Question 1: GE claims that it has been able to develop management talent as a sustainable source of competitive advantage. How has it managed to do so? Answer:
GE has been able to develop management talent as a sustainable source of competitive advantage. This is because it has always tried to recruit the higher level employees from within the organization rather than hiring them from outside sources. GE used a very through succession management process. This enabled GE to develop the talent of its management. The way they rigorously and constantly trained the next successor always provided them with an upper hand in the market. GE’s management always kept their eyes open for employees who showed a lot of potential an had the ability to be independent and decisive. Its management was a source of competitive advantage because no other organization gave its employees as much authority and variety of jobs to perform as GE. It always tried to keep its employees on their toes. This was done to keep them motivated and to keep them learning. To keep its management as a source of competitive advantage GE always groomed and tested the leading contenders. It has managed to do so by using several GE businesses as proving grounds. The appliances and lighting sector had long been used as a place to develop manager’s operations skills. Transportation System, Energy Systems, Aircraft Engines sector was used to improve the candidates’ skills to manage through capital spending cycles. And their performance at Plastics and Medical Systems could be evaluated for the candidates’ ability to exploit technological growth, acquisition and globalization. So this is how GE managed to develop its management talent as a source of competitive advantage.

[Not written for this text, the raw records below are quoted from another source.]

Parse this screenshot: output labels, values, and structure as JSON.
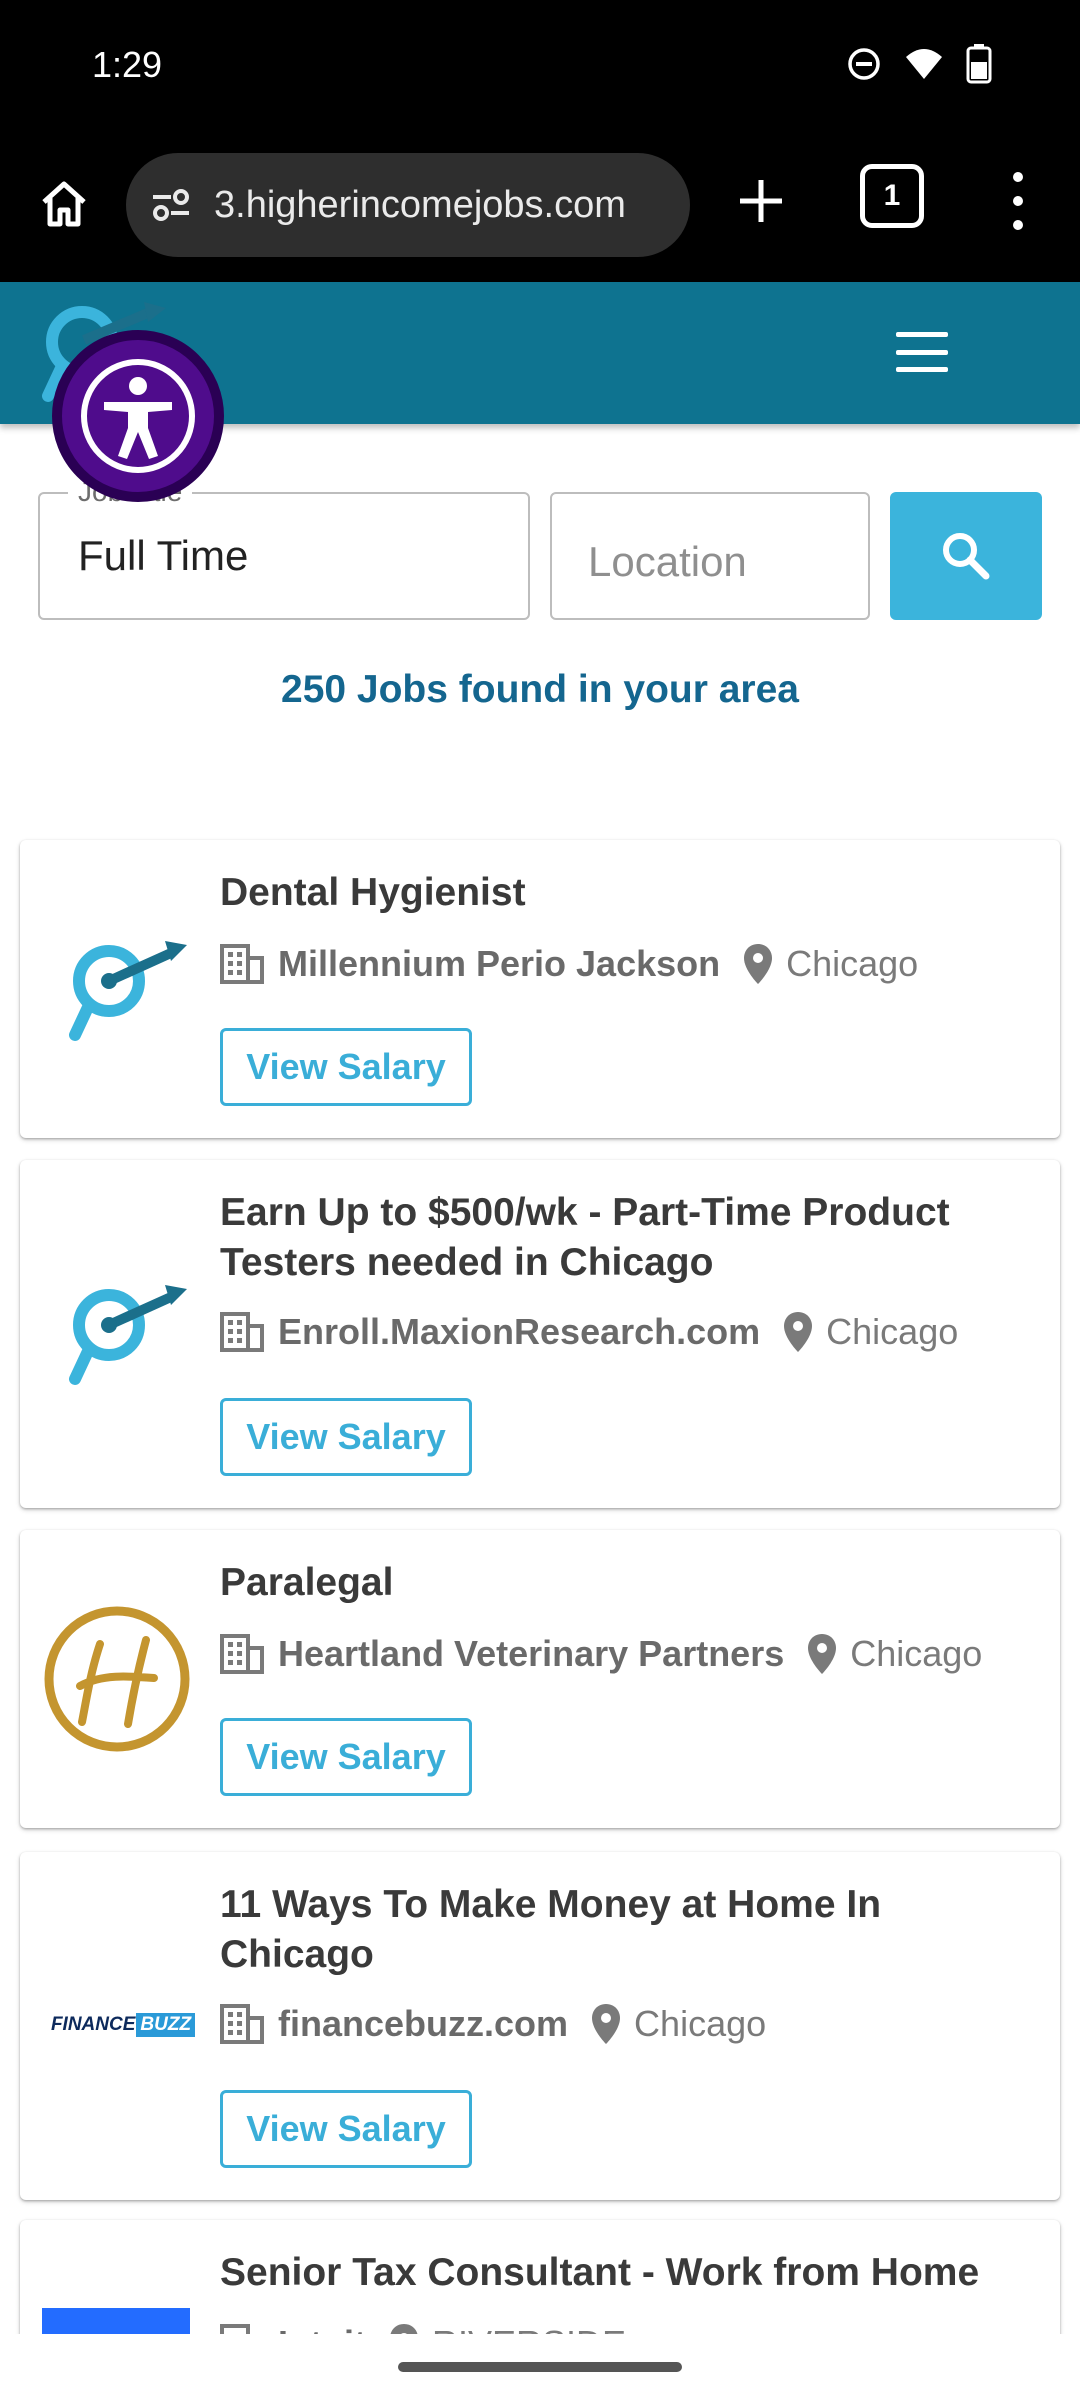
{
  "status_bar": {
    "time": "1:29"
  },
  "browser": {
    "url": "3.higherincomejobs.com",
    "tab_count": "1"
  },
  "search": {
    "job_title_legend": "Job Title",
    "job_title_value": "Full Time",
    "location_placeholder": "Location"
  },
  "results": {
    "count_text": "250 Jobs found in your area"
  },
  "jobs": [
    {
      "title": "Dental Hygienist",
      "company": "Millennium Perio Jackson",
      "city": "Chicago",
      "button": "View Salary",
      "logo": "target-magnifier-icon"
    },
    {
      "title": "Earn Up to $500/wk - Part-Time Product Testers needed in Chicago",
      "company": "Enroll.MaxionResearch.com",
      "city": "Chicago",
      "button": "View Salary",
      "logo": "target-magnifier-icon"
    },
    {
      "title": "Paralegal",
      "company": "Heartland Veterinary Partners",
      "city": "Chicago",
      "button": "View Salary",
      "logo": "heartland-h-logo"
    },
    {
      "title": "11 Ways To Make Money at Home In Chicago",
      "company": "financebuzz.com",
      "city": "Chicago",
      "button": "View Salary",
      "logo": "financebuzz-logo",
      "logo_text_a": "FINANCE",
      "logo_text_b": "BUZZ"
    },
    {
      "title": "Senior Tax Consultant - Work from Home",
      "company": "Intuit",
      "city": "RIVERSIDE",
      "logo": "intuit-logo"
    }
  ],
  "colors": {
    "header": "#0e7390",
    "accent": "#3bb4dc",
    "count_text": "#14668f",
    "a11y": "#4f0c8c"
  }
}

Question 2: Is GE’s talent machine perfectly in balance or does the CEO needs to fine tune it? What recommendation would you give him in the 3 questions? Answer:
GE’s talent machine was perfectly in balance since it had a constant supply of talented employees. Also, its turnover of its most valuable employees was low. This shows that the employees were satisfied with their jobs even through tough times that GE experienced. It always provided its employees with job security. For this reason and many more the turnover of GE employees always remained well below the U.S. Industrial average. Since the CEO always tried to ensure that its employees not only remained loyal, but were also engaged and motivated when things turned around. As businesses always operate in a dynamic environment and as employees are always looking for better jabs in all aspects, it would be wise to develop new or fine tune its existing talent machine even though the talent machine was perfectly in balance. I would recommend that they fine tune the talent machine by developing new HR policies and practices to deal with unforeseen future.
Immelets review of some HR data showed that over the past 18 months, BankAmerica had recruited over 90 GE employees to its headquarter operations. The ones recruited were all from the pool of the highly valued 70%, and not from the top 20%. This group was regarded as the backbone of GE. But since GE had a very transparent succession management system, which showed the position of these employees to themselves they decided to leave the organization. As they thought that, they were being categorized as the just average or middle of the road employees. This ranking was based on the vitality curve which GE used for its performance management. So, the recommendation that I would like to give GER on the 3 questions is that, the vitality curve system should be modified to differentiate within this group as without modifying the vitality curve system it would not be possible to show employees their value in the organization and what they can become. This will definitely help in reducing the turnover if this highly valued 70%. The recognition...